Exercise input Start Marker
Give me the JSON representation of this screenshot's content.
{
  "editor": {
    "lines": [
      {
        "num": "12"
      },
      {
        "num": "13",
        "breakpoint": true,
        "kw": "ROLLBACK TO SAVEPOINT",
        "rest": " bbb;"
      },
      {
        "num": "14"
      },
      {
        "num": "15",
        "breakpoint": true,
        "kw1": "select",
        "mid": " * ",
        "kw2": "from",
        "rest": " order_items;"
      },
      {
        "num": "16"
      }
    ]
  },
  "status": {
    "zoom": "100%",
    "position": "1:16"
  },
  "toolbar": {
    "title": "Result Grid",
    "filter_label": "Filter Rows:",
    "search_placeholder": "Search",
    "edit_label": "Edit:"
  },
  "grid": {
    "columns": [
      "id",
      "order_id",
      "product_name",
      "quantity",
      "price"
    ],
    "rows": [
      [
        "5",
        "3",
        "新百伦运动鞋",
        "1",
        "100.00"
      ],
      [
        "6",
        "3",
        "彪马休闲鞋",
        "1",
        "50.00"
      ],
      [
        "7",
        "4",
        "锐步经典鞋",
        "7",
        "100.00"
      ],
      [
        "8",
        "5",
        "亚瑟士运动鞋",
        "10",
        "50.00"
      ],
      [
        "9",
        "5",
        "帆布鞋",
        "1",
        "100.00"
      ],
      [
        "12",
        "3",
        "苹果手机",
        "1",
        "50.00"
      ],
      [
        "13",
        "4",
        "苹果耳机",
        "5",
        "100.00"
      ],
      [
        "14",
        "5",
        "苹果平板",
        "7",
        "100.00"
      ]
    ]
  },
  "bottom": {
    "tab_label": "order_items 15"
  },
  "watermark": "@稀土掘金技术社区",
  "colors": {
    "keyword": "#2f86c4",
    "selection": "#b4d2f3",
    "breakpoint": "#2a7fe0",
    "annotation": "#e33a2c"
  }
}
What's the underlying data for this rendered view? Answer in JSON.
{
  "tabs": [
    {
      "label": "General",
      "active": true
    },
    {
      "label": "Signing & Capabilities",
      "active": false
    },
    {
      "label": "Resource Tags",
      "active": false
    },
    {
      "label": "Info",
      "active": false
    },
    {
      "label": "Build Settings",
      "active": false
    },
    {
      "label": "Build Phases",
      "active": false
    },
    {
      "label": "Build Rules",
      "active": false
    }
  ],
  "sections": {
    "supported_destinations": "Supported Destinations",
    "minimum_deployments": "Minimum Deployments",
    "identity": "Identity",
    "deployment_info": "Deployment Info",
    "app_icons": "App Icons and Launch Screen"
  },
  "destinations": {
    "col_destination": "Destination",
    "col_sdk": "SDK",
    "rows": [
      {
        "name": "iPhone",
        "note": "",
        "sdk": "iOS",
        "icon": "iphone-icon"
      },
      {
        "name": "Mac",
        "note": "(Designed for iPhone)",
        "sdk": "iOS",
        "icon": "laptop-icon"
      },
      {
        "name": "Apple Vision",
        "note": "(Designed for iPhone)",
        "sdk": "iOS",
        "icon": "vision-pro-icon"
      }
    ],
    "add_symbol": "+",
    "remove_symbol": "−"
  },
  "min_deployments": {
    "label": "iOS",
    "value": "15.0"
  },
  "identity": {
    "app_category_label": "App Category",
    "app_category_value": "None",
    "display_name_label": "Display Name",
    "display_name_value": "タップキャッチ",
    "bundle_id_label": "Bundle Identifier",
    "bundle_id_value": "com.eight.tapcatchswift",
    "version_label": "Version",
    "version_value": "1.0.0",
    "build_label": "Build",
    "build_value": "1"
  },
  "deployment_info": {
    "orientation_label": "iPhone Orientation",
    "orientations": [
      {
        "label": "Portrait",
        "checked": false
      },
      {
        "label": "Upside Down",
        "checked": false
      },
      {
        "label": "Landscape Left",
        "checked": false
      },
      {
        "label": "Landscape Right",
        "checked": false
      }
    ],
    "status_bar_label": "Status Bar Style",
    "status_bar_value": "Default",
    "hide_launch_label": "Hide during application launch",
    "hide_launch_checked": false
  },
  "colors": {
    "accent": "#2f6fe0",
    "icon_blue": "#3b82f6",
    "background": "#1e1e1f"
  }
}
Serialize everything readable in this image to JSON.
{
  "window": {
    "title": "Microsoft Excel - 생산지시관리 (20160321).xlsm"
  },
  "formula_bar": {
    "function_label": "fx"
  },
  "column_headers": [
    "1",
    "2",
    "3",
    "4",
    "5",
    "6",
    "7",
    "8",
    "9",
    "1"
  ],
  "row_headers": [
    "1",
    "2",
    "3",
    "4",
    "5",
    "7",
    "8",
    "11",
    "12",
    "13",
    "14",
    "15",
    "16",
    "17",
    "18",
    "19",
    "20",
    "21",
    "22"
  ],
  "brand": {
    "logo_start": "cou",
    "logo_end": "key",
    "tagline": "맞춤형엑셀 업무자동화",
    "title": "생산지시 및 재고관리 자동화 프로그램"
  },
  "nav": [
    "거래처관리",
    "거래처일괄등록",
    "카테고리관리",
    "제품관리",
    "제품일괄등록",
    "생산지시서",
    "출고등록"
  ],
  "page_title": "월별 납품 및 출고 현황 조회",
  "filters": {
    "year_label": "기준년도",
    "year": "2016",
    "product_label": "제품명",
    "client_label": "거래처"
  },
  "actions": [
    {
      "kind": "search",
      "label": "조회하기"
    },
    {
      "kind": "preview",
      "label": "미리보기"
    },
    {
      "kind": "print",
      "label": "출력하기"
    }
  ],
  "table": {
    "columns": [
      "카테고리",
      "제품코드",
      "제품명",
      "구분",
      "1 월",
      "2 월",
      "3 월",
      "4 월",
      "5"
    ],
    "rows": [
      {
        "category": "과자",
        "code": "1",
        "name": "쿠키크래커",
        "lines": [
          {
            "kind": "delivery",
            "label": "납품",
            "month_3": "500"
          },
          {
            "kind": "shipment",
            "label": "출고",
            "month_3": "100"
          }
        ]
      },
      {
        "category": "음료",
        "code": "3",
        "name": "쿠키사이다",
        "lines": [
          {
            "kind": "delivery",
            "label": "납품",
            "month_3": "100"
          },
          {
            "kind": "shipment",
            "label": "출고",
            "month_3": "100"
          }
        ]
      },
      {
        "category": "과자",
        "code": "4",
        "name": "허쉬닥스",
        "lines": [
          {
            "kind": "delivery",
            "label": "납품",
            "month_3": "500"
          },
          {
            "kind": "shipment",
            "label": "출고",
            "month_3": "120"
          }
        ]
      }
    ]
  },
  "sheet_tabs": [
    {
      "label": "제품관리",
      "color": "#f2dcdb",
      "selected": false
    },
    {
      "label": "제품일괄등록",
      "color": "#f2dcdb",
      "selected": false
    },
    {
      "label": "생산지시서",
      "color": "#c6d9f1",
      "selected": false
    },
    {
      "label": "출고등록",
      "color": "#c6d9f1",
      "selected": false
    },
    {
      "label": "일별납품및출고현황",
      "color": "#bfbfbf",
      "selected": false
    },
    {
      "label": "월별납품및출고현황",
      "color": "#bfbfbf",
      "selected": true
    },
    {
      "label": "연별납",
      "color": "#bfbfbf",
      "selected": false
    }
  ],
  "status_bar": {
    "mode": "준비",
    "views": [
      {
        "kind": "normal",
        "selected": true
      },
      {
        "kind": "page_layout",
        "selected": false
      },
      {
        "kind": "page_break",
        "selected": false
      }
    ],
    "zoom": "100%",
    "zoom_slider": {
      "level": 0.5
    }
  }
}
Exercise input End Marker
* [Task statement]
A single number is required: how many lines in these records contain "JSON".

* [Solution for this task]
3